# [WHAT YOU SHOULD DO]
What lines below include the word "Today"? Copy each one.

----- DATA TO USE -----

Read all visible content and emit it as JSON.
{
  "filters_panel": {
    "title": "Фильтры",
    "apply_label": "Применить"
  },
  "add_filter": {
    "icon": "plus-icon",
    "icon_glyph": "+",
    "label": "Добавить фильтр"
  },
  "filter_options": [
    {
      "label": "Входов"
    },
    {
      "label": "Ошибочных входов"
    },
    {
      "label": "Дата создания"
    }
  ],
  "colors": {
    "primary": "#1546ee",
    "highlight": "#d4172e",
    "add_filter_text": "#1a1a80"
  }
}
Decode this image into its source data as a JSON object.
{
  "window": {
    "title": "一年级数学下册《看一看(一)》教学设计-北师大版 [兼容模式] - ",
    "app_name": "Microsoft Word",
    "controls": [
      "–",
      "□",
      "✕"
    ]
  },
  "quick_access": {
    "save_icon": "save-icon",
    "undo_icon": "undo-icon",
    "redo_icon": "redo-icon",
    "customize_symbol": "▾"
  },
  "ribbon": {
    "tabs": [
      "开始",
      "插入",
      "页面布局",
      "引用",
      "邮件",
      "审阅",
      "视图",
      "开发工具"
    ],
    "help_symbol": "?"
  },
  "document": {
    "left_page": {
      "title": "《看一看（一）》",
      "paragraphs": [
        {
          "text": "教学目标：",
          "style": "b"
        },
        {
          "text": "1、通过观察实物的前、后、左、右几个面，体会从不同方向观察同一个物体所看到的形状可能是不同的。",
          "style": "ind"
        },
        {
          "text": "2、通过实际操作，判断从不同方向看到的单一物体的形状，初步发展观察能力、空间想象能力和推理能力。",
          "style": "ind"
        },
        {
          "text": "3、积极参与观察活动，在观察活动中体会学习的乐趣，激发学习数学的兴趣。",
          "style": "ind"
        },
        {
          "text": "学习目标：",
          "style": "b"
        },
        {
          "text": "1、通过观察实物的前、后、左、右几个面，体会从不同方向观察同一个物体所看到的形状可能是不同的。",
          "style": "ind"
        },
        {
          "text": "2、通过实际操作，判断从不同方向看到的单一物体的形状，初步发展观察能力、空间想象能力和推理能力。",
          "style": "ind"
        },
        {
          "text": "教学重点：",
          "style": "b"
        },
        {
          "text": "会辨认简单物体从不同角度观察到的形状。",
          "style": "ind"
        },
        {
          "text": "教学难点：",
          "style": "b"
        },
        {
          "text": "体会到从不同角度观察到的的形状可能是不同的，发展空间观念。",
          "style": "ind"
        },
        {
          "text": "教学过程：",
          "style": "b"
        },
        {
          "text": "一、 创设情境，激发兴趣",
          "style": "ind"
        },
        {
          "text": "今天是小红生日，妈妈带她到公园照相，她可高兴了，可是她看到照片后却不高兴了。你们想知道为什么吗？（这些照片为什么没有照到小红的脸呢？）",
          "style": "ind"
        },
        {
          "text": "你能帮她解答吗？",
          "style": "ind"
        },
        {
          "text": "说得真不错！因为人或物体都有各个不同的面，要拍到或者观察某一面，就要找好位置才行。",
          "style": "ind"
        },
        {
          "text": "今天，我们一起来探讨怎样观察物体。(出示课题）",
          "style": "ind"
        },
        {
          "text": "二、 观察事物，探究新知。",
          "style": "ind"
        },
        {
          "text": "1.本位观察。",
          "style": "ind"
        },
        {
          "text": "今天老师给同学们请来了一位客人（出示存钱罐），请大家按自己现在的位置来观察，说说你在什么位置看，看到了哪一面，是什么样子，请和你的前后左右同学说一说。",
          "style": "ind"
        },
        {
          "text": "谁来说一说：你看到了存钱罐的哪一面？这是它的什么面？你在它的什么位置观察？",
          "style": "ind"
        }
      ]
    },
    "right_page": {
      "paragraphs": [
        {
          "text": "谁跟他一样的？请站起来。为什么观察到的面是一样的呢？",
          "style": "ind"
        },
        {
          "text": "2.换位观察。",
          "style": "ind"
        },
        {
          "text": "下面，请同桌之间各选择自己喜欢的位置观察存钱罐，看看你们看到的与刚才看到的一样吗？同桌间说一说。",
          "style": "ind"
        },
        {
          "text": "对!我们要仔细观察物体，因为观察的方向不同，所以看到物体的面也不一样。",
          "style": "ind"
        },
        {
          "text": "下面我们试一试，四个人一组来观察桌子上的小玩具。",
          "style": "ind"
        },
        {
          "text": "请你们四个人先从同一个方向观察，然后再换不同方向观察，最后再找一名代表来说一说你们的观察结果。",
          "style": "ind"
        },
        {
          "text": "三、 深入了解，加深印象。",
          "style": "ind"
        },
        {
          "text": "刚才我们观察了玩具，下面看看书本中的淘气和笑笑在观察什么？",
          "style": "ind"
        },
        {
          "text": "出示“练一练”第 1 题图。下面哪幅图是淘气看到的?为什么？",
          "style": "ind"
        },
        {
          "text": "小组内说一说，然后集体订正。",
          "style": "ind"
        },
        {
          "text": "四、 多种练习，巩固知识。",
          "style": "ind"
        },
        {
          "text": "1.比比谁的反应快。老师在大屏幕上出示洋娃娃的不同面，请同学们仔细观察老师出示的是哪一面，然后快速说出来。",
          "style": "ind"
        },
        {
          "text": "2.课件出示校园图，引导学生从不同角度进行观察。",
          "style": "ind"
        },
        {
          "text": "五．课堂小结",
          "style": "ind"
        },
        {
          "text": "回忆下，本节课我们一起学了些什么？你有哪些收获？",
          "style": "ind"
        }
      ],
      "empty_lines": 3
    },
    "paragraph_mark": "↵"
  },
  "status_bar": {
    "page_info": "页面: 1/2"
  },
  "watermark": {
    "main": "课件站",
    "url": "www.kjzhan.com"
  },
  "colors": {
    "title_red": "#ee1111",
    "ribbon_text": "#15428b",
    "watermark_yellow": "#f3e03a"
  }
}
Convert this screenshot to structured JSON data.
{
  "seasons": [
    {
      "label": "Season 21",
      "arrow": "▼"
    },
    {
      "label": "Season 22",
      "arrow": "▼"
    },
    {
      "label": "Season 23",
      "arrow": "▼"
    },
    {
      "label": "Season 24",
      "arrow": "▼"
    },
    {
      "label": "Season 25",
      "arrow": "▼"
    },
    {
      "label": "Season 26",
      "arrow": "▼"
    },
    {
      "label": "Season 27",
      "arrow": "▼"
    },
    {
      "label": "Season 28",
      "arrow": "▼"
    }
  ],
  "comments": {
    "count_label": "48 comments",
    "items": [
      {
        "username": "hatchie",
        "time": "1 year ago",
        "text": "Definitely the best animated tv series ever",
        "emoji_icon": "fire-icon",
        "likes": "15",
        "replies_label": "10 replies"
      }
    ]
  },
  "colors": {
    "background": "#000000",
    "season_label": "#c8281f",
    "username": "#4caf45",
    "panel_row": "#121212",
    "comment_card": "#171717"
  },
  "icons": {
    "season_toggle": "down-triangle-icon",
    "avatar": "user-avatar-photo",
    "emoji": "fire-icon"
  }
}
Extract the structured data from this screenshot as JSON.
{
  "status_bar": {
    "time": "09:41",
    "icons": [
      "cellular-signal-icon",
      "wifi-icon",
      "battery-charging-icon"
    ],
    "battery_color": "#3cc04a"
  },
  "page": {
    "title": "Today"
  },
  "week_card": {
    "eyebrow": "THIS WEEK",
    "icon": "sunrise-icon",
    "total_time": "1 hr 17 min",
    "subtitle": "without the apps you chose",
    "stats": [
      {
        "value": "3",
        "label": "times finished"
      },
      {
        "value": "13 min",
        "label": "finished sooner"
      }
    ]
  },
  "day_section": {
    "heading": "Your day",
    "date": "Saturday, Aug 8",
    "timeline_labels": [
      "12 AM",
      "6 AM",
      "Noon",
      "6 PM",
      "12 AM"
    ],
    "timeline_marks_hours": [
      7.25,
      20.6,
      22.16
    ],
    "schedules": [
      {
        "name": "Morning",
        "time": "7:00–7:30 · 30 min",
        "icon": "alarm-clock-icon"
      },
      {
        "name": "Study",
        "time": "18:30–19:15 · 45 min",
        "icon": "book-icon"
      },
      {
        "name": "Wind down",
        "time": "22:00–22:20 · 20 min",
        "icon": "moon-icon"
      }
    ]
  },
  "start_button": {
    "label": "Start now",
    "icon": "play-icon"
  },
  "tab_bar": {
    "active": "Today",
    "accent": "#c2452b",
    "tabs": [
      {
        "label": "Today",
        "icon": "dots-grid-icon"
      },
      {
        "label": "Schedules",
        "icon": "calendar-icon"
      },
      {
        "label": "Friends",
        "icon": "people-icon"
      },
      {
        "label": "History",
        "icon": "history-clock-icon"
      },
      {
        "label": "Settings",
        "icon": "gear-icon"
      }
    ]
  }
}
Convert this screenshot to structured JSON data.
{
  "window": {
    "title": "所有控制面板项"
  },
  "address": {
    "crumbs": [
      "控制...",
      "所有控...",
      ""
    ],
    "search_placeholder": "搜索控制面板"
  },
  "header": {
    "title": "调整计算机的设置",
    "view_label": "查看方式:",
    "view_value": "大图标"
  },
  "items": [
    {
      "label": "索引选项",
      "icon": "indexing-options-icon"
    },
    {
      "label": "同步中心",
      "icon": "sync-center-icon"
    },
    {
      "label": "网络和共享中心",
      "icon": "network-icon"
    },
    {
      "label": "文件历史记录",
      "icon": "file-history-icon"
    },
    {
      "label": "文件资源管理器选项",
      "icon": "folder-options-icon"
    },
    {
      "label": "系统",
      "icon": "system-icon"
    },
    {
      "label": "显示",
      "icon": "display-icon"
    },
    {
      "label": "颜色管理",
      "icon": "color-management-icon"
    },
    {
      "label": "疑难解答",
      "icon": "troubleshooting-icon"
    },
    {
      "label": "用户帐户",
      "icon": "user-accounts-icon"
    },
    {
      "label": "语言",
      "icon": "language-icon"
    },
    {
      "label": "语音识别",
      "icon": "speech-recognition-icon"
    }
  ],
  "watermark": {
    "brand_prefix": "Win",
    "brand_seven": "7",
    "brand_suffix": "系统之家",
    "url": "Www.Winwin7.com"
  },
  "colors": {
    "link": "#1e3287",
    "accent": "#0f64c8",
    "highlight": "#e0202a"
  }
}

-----

# [EXERCISE OUTPUT]
    "title": "Today"
    "active": "Today",
        "label": "Today",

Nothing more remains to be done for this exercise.